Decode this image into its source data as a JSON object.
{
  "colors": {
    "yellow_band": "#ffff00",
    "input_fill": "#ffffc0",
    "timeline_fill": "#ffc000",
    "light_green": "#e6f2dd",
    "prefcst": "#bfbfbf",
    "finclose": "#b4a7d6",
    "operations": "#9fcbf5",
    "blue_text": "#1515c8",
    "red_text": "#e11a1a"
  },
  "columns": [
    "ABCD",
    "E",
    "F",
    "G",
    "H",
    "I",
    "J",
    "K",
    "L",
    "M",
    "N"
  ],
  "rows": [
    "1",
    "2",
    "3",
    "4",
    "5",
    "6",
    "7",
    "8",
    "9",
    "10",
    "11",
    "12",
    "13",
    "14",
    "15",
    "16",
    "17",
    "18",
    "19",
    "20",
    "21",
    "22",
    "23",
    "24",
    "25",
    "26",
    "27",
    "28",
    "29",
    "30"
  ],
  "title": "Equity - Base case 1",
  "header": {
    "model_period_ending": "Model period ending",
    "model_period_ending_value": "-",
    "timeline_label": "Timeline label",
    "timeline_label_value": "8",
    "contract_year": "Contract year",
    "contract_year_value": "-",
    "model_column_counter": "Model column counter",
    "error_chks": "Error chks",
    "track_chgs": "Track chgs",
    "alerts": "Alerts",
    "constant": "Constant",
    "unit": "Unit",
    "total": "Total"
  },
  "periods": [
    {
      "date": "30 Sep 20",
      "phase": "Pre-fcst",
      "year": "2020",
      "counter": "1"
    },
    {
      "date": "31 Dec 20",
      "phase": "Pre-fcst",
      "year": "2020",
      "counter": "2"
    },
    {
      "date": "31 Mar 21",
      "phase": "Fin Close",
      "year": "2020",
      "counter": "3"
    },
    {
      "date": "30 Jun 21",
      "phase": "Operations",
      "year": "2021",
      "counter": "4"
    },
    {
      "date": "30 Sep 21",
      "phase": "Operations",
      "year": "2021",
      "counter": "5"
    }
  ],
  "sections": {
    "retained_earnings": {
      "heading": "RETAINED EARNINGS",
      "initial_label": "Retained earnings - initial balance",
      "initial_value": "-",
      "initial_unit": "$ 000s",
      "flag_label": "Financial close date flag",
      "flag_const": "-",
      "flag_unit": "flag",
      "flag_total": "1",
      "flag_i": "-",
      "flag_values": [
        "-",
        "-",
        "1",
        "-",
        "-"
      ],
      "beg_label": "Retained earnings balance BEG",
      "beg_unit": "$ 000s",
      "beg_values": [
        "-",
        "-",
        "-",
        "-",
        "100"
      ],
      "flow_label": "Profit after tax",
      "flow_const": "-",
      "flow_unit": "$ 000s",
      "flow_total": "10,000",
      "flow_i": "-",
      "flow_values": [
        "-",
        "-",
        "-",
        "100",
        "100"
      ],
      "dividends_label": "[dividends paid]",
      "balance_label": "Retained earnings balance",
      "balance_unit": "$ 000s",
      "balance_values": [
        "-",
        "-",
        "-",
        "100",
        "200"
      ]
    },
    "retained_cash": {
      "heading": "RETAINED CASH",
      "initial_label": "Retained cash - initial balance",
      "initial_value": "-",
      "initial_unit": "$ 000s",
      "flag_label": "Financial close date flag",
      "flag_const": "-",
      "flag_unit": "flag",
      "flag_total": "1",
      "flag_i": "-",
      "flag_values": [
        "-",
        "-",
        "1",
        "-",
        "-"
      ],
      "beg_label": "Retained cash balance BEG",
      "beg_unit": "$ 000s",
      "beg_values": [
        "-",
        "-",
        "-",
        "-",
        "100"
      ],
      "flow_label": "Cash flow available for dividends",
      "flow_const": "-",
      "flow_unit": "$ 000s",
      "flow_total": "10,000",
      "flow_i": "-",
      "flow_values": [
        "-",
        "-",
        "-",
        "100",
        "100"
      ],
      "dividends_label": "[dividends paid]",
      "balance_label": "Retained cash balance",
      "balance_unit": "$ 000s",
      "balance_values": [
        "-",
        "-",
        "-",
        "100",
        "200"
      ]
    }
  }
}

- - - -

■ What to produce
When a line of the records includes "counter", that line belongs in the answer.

■ The completed task
    "model_column_counter": "Model column counter",
      "counter": "1"
      "counter": "2"
      "counter": "3"
      "counter": "4"
      "counter": "5"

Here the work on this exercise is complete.